“Never Let Me Go” by Kazuo Ishiguro BOOK REVIEW

Never Let Me Go

Publication Date: April, 5th 2005

Publisher: Faber and Faber

ISBN: 9780571224135

Genre: Science Fiction

Strong Point: The atmosphere of surrealism and creepiness during the whole book.

Weak Point: The story somehow didn’t reach me completely. I felt for the characters but I simply could not understand many of his behaviors.  

Books on Tour Rating: Books on Tour LogoBooks on Tour LogoBooks on Tour Logo(4/5)

Goodreads Rating: ⭐️⭐️⭐️ (3.84/5)

Read book blurb here

“What made the tape so special for me was this one particular song: track number three “Never Let Me Go.”


I like Ishiguro. “The Remains of the Days” is an excellent book so I wanted to read another of his works. 

I found “Never Let Me Go” in my local bookshop and I decided to give it a try. 

At the beginning of the book I was startled by how different the style this book felt in comparison with “The Remains” but, of course, between the two books there is a gap of 17 years so the difference in style is normal.

I liked the book as a whole but it is not a five stars book for me. Let’s get to it, shall we?


We find the protagonist in England in the late 1990s. Her name is Kathy H. and she is 31 years old. 

We are told that Kathy has been a “carer” for almost 12 years now. And we think, ok, she is like a nurse, or works at an old folks’ home or something similar. But no…that is not the case.

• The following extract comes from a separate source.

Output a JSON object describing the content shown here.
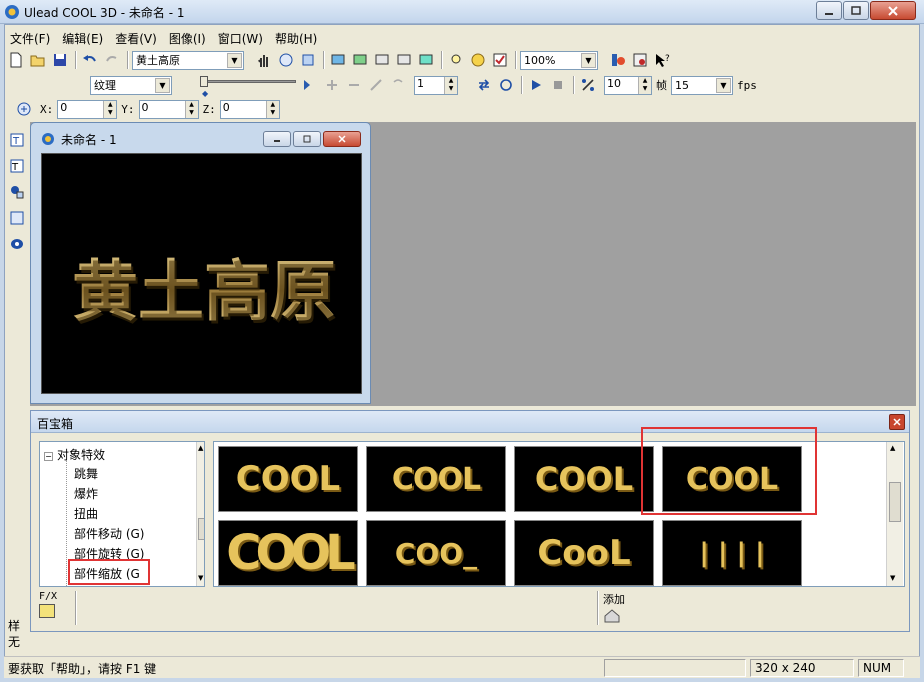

Furthermore, we learn that apart from the “carers” there are also “guardians” and “donors”; of what, we do not know. We also learn that after the third or fourth “donation” people are “completed”. Weird, right? That is why “Never Let Me Go” is considered a dystopia. 

We go back in time and Ishiguro tells us about Kathy’s past in a kind of boarding school called Hailsham, and about her life there with her friends, especially with Tommy and Ruth.

We start to sense that something weird and creepy is happening at the place: there are peculiar people like “Madame”, Miss Lucy, etc.

In addition, the children grow up thinking they are special. They do not have parents, nor they can have children in the future. And yet, they spend their days at that enclosed school because they are different from the rest of the people. 

However, the author lets us thinking about what is going on there for, I think, too long. He doesn’t clearly explain what is happening with all the characters for a very long time. 


Ishiguro brings up very interesting topics in this book. I don’t want to give too many details because then I would spoil it for you.

However, in “Never Let Me Go” one can find topics like discrimination, the thin line between science and its use for the benefit of one part of society and detrimental to the other.

Are we just us as long as we have a purpose in life? Are we just what society expects us to be? And if we rebel against this “expectation”, are we good people or just a failure?

Furthermore, it is also quite scary because in my opinion, we are very close to experiencing what it is narrated in the book. And I think most of us would be ok with it.


I must say I enjoyed the story. I like dystopian books and this one touches all the bases. The topic is very interesting and raises a lot of moral dilemmas and it is open for very fascinating discussions. 

I really felt for the characters. I felt very sorry for them. It must be very hard not to be able to escape a life that you have not chosen, but someone else had done it for you, even before you were born. 

They felt trapped in a world, a parallel universe, which treats them as “things” which can be used and thrown away, and they cannot do anything to change it. But yet, aren’t we all also only objects for society?

The whole book is full of pessimism and the atmosphere is heavy and full of darkness. This darkness goes a bit away when the characters are young and spend their days studying and playing, oblivious of what awaits them outside the walls of the boarding school. 

For all this, only if you like science-fiction / dystopian books, I really recommend this book.